§ **What needs to be done**
The answer is all of the data repeated exactly, with each picture omitted.

§ **Data about app and page elements**

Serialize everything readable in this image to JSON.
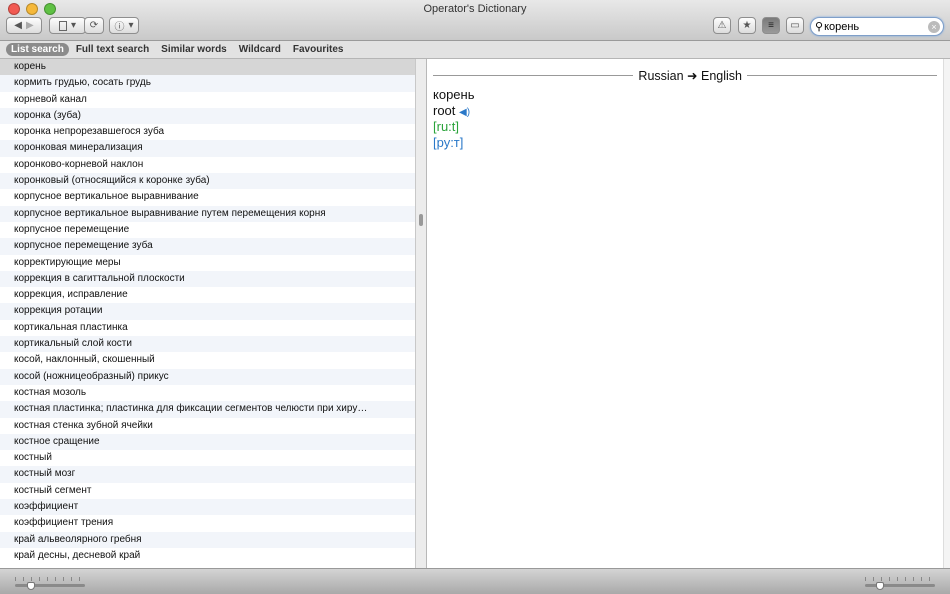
{
  "window": {
    "title": "Operator's Dictionary"
  },
  "toolbar": {
    "back": "◀",
    "forward": "▶",
    "dict_icon": "dictionary-icon",
    "refresh": "⟳",
    "info": "ⓘ",
    "warning": "⚠",
    "star": "★",
    "history": "≡",
    "window": "▭"
  },
  "search": {
    "value": "корень",
    "icon": "search-icon"
  },
  "tabs": [
    {
      "label": "List search",
      "selected": true
    },
    {
      "label": "Full text search"
    },
    {
      "label": "Similar words"
    },
    {
      "label": "Wildcard"
    },
    {
      "label": "Favourites"
    }
  ],
  "list": [
    "корень",
    "кормить грудью, сосать грудь",
    "корневой канал",
    "коронка (зуба)",
    "коронка непрорезавшегося зуба",
    "коронковая минерализация",
    "коронково-корневой наклон",
    "коронковый (относящийся к коронке зуба)",
    "корпусное вертикальное выравнивание",
    "корпусное вертикальное выравнивание путем перемещения корня",
    "корпусное перемещение",
    "корпусное перемещение зуба",
    "корректирующие меры",
    "коррекция в сагиттальной плоскости",
    "коррекция, исправление",
    "коррекция ротации",
    "кортикальная пластинка",
    "кортикальный слой кости",
    "косой, наклонный, скошенный",
    "косой (ножницеобразный) прикус",
    "костная мозоль",
    "костная пластинка; пластинка для фиксации сегментов челюсти при хиру…",
    "костная стенка зубной ячейки",
    "костное сращение",
    "костный",
    "костный мозг",
    "костный сегмент",
    "коэффициент",
    "коэффициент трения",
    "край альвеолярного гребня",
    "край десны, десневой край"
  ],
  "detail": {
    "direction": "Russian ➜ English",
    "headword": "корень",
    "translation": "root",
    "sound_icon": "speaker-icon",
    "phonetic_en": "[ru:t]",
    "phonetic_ru": "[ру:т]"
  },
  "colors": {
    "phonetic_en": "#2aa33a",
    "phonetic_ru": "#2a78c8",
    "selected_row": "#d6d6d6"
  }
}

§ **Finished exercise**
Serialize everything readable in this image to JSON.
{
  "window": {
    "title": "Operator's Dictionary"
  },
  "toolbar": {
    "back": "◀",
    "forward": "▶",
    "dict_icon": "dictionary-icon",
    "refresh": "⟳",
    "info": "ⓘ",
    "warning": "⚠",
    "star": "★",
    "history": "≡",
    "window": "▭"
  },
  "search": {
    "value": "корень",
    "icon": "search-icon"
  },
  "tabs": [
    {
      "label": "List search",
      "selected": true
    },
    {
      "label": "Full text search"
    },
    {
      "label": "Similar words"
    },
    {
      "label": "Wildcard"
    },
    {
      "label": "Favourites"
    }
  ],
  "list": [
    "корень",
    "кормить грудью, сосать грудь",
    "корневой канал",
    "коронка (зуба)",
    "коронка непрорезавшегося зуба",
    "коронковая минерализация",
    "коронково-корневой наклон",
    "коронковый (относящийся к коронке зуба)",
    "корпусное вертикальное выравнивание",
    "корпусное вертикальное выравнивание путем перемещения корня",
    "корпусное перемещение",
    "корпусное перемещение зуба",
    "корректирующие меры",
    "коррекция в сагиттальной плоскости",
    "коррекция, исправление",
    "коррекция ротации",
    "кортикальная пластинка",
    "кортикальный слой кости",
    "косой, наклонный, скошенный",
    "косой (ножницеобразный) прикус",
    "костная мозоль",
    "костная пластинка; пластинка для фиксации сегментов челюсти при хиру…",
    "костная стенка зубной ячейки",
    "костное сращение",
    "костный",
    "костный мозг",
    "костный сегмент",
    "коэффициент",
    "коэффициент трения",
    "край альвеолярного гребня",
    "край десны, десневой край"
  ],
  "detail": {
    "direction": "Russian ➜ English",
    "headword": "корень",
    "translation": "root",
    "sound_icon": "speaker-icon",
    "phonetic_en": "[ru:t]",
    "phonetic_ru": "[ру:т]"
  },
  "colors": {
    "phonetic_en": "#2aa33a",
    "phonetic_ru": "#2a78c8",
    "selected_row": "#d6d6d6"
  }
}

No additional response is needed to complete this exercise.